| Task to complete |
Repeat the listing below in full and exactly, but without its pictures.

(Data records Opens)

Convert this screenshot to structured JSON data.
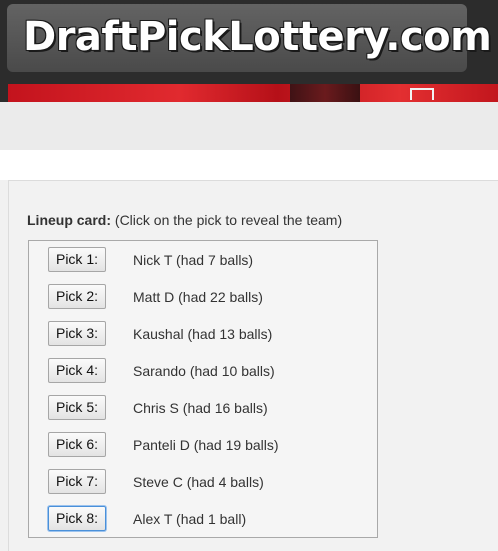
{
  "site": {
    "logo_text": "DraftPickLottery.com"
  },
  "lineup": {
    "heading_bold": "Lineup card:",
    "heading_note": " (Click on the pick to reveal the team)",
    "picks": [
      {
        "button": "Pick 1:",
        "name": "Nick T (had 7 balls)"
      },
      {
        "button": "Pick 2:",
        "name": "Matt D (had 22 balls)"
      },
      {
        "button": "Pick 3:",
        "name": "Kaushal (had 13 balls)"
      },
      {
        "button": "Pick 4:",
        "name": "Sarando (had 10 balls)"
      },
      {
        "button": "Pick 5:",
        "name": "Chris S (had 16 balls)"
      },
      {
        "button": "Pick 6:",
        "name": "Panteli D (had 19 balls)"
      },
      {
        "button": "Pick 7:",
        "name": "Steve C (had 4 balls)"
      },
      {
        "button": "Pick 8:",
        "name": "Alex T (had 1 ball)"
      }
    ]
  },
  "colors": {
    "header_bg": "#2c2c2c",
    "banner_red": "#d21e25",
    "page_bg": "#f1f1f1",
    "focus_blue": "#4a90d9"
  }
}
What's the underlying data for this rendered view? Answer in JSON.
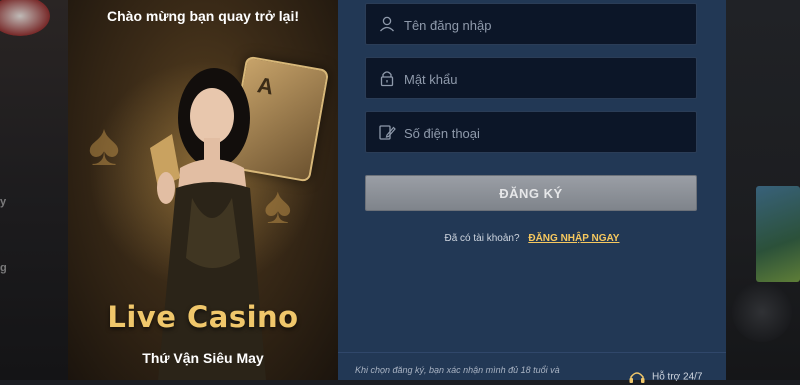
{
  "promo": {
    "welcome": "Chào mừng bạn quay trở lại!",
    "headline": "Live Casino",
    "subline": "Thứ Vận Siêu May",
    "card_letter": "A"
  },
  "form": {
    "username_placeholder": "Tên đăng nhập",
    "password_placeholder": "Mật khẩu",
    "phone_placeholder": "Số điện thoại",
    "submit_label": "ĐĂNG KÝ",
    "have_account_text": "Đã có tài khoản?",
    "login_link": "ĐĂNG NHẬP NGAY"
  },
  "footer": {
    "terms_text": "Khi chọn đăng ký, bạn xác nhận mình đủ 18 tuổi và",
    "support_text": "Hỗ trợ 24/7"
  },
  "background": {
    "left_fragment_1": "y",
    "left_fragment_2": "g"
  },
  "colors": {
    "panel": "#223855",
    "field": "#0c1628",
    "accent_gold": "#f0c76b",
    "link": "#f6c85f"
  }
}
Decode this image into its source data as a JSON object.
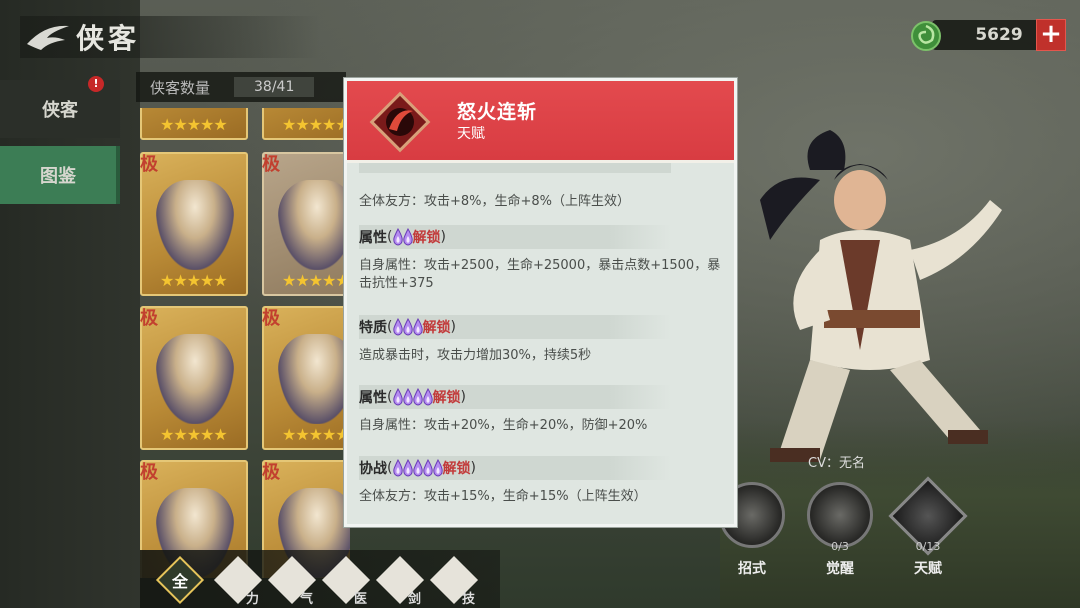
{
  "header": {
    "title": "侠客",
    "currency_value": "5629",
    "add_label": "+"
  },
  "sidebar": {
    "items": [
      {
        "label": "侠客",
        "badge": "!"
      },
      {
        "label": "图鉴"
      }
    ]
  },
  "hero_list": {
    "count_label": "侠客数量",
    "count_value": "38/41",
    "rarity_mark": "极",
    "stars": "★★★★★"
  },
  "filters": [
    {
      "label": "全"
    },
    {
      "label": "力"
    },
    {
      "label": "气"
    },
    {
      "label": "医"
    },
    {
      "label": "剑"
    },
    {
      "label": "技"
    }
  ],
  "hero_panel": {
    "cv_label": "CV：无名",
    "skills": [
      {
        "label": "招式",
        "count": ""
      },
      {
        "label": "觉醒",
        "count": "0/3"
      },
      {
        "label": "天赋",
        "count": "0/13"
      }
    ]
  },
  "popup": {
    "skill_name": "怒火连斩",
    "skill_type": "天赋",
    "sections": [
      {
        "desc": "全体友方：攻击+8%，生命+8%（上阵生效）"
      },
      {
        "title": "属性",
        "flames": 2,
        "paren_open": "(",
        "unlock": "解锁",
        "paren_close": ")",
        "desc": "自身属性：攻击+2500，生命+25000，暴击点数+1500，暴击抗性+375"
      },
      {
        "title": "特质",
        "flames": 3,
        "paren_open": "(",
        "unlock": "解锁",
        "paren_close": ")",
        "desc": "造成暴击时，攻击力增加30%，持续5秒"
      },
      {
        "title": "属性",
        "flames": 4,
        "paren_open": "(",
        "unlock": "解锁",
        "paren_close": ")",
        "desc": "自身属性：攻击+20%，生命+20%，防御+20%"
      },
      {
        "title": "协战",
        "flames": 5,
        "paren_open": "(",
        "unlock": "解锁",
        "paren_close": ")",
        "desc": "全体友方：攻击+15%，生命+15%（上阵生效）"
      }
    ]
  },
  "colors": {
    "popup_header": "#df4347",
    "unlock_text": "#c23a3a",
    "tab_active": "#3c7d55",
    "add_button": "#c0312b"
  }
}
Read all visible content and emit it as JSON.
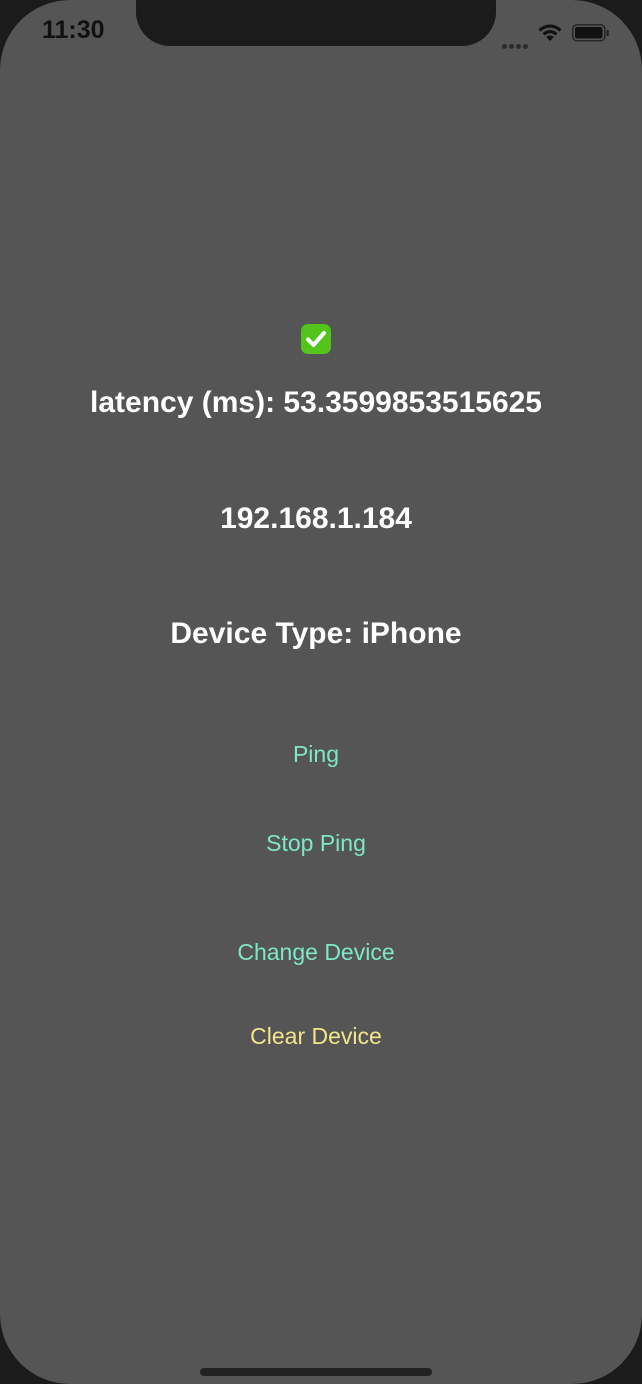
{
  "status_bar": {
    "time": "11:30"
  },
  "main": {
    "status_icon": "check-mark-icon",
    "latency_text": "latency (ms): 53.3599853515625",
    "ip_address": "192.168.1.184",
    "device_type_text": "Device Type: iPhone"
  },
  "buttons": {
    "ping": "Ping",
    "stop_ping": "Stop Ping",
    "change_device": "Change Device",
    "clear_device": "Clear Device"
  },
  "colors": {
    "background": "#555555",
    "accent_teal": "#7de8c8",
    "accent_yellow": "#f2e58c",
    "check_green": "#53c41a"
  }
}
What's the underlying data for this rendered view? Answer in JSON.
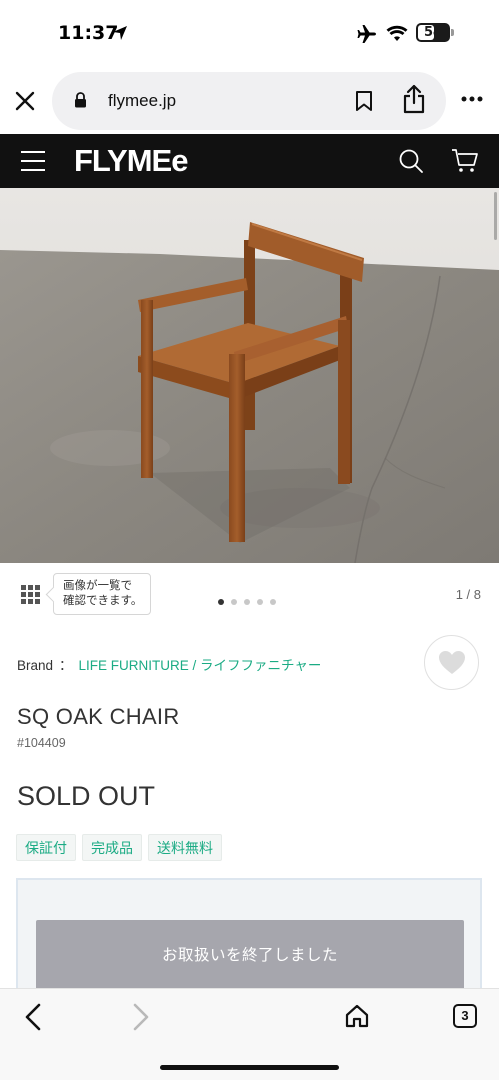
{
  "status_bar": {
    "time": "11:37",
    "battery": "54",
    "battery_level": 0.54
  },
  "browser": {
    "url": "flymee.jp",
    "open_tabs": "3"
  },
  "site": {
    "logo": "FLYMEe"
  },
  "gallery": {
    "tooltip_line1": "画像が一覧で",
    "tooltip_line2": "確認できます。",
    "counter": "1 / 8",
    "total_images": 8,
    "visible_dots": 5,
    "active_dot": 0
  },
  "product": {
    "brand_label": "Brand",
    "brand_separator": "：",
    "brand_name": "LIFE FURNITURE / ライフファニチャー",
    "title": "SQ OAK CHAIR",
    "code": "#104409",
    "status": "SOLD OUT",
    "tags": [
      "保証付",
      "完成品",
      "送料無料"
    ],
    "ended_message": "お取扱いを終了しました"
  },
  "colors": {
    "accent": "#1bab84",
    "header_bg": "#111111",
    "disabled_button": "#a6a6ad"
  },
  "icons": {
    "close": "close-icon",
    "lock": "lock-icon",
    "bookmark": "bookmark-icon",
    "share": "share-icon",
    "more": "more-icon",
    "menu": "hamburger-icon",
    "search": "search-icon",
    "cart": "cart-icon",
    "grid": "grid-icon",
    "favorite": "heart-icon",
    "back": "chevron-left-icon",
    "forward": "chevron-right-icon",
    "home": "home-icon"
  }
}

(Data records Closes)

| Exercise result |
Convert this screenshot to structured JSON data.
{
  "site": {
    "logo_text": "DraftPickLottery.com"
  },
  "lineup": {
    "heading_bold": "Lineup card:",
    "heading_note": " (Click on the pick to reveal the team)",
    "picks": [
      {
        "button": "Pick 1:",
        "name": "Nick T (had 7 balls)"
      },
      {
        "button": "Pick 2:",
        "name": "Matt D (had 22 balls)"
      },
      {
        "button": "Pick 3:",
        "name": "Kaushal (had 13 balls)"
      },
      {
        "button": "Pick 4:",
        "name": "Sarando (had 10 balls)"
      },
      {
        "button": "Pick 5:",
        "name": "Chris S (had 16 balls)"
      },
      {
        "button": "Pick 6:",
        "name": "Panteli D (had 19 balls)"
      },
      {
        "button": "Pick 7:",
        "name": "Steve C (had 4 balls)"
      },
      {
        "button": "Pick 8:",
        "name": "Alex T (had 1 ball)"
      }
    ]
  },
  "colors": {
    "header_bg": "#2c2c2c",
    "banner_red": "#d21e25",
    "page_bg": "#f1f1f1",
    "focus_blue": "#4a90d9"
  }
}
What's the underlying data for this rendered view? Answer in JSON.
{
  "promo": {
    "welcome": "Chào mừng bạn quay trở lại!",
    "headline": "Live Casino",
    "subline": "Thứ Vận Siêu May",
    "card_letter": "A"
  },
  "form": {
    "username_placeholder": "Tên đăng nhập",
    "password_placeholder": "Mật khẩu",
    "phone_placeholder": "Số điện thoại",
    "submit_label": "ĐĂNG KÝ",
    "have_account_text": "Đã có tài khoản?",
    "login_link": "ĐĂNG NHẬP NGAY"
  },
  "footer": {
    "terms_text": "Khi chọn đăng ký, bạn xác nhận mình đủ 18 tuổi và",
    "support_text": "Hỗ trợ 24/7"
  },
  "background": {
    "left_fragment_1": "y",
    "left_fragment_2": "g"
  },
  "colors": {
    "panel": "#223855",
    "field": "#0c1628",
    "accent_gold": "#f0c76b",
    "link": "#f6c85f"
  }
}
Decode this image into its source data as a JSON object.
{
  "header": {
    "title": "侠客",
    "currency_value": "5629",
    "add_label": "+"
  },
  "sidebar": {
    "items": [
      {
        "label": "侠客",
        "badge": "!"
      },
      {
        "label": "图鉴"
      }
    ]
  },
  "hero_list": {
    "count_label": "侠客数量",
    "count_value": "38/41",
    "rarity_mark": "极",
    "stars": "★★★★★"
  },
  "filters": [
    {
      "label": "全"
    },
    {
      "label": "力"
    },
    {
      "label": "气"
    },
    {
      "label": "医"
    },
    {
      "label": "剑"
    },
    {
      "label": "技"
    }
  ],
  "hero_panel": {
    "cv_label": "CV：无名",
    "skills": [
      {
        "label": "招式",
        "count": ""
      },
      {
        "label": "觉醒",
        "count": "0/3"
      },
      {
        "label": "天赋",
        "count": "0/13"
      }
    ]
  },
  "popup": {
    "skill_name": "怒火连斩",
    "skill_type": "天赋",
    "sections": [
      {
        "desc": "全体友方：攻击+8%，生命+8%（上阵生效）"
      },
      {
        "title": "属性",
        "flames": 2,
        "paren_open": "(",
        "unlock": "解锁",
        "paren_close": ")",
        "desc": "自身属性：攻击+2500，生命+25000，暴击点数+1500，暴击抗性+375"
      },
      {
        "title": "特质",
        "flames": 3,
        "paren_open": "(",
        "unlock": "解锁",
        "paren_close": ")",
        "desc": "造成暴击时，攻击力增加30%，持续5秒"
      },
      {
        "title": "属性",
        "flames": 4,
        "paren_open": "(",
        "unlock": "解锁",
        "paren_close": ")",
        "desc": "自身属性：攻击+20%，生命+20%，防御+20%"
      },
      {
        "title": "协战",
        "flames": 5,
        "paren_open": "(",
        "unlock": "解锁",
        "paren_close": ")",
        "desc": "全体友方：攻击+15%，生命+15%（上阵生效）"
      }
    ]
  },
  "colors": {
    "popup_header": "#df4347",
    "unlock_text": "#c23a3a",
    "tab_active": "#3c7d55",
    "add_button": "#c0312b"
  }
}
Read all visible content and emit it as JSON.
{
  "status_bar": {
    "time": "11:30"
  },
  "main": {
    "status_icon": "check-mark-icon",
    "latency_text": "latency (ms): 53.3599853515625",
    "ip_address": "192.168.1.184",
    "device_type_text": "Device Type: iPhone"
  },
  "buttons": {
    "ping": "Ping",
    "stop_ping": "Stop Ping",
    "change_device": "Change Device",
    "clear_device": "Clear Device"
  },
  "colors": {
    "background": "#555555",
    "accent_teal": "#7de8c8",
    "accent_yellow": "#f2e58c",
    "check_green": "#53c41a"
  }
}
What's the underlying data for this rendered view? Answer in JSON.
{
  "status_bar": {
    "time": "11:37",
    "battery": "54",
    "battery_level": 0.54
  },
  "browser": {
    "url": "flymee.jp",
    "open_tabs": "3"
  },
  "site": {
    "logo": "FLYMEe"
  },
  "gallery": {
    "tooltip_line1": "画像が一覧で",
    "tooltip_line2": "確認できます。",
    "counter": "1 / 8",
    "total_images": 8,
    "visible_dots": 5,
    "active_dot": 0
  },
  "product": {
    "brand_label": "Brand",
    "brand_separator": "：",
    "brand_name": "LIFE FURNITURE / ライフファニチャー",
    "title": "SQ OAK CHAIR",
    "code": "#104409",
    "status": "SOLD OUT",
    "tags": [
      "保証付",
      "完成品",
      "送料無料"
    ],
    "ended_message": "お取扱いを終了しました"
  },
  "colors": {
    "accent": "#1bab84",
    "header_bg": "#111111",
    "disabled_button": "#a6a6ad"
  },
  "icons": {
    "close": "close-icon",
    "lock": "lock-icon",
    "bookmark": "bookmark-icon",
    "share": "share-icon",
    "more": "more-icon",
    "menu": "hamburger-icon",
    "search": "search-icon",
    "cart": "cart-icon",
    "grid": "grid-icon",
    "favorite": "heart-icon",
    "back": "chevron-left-icon",
    "forward": "chevron-right-icon",
    "home": "home-icon"
  }
}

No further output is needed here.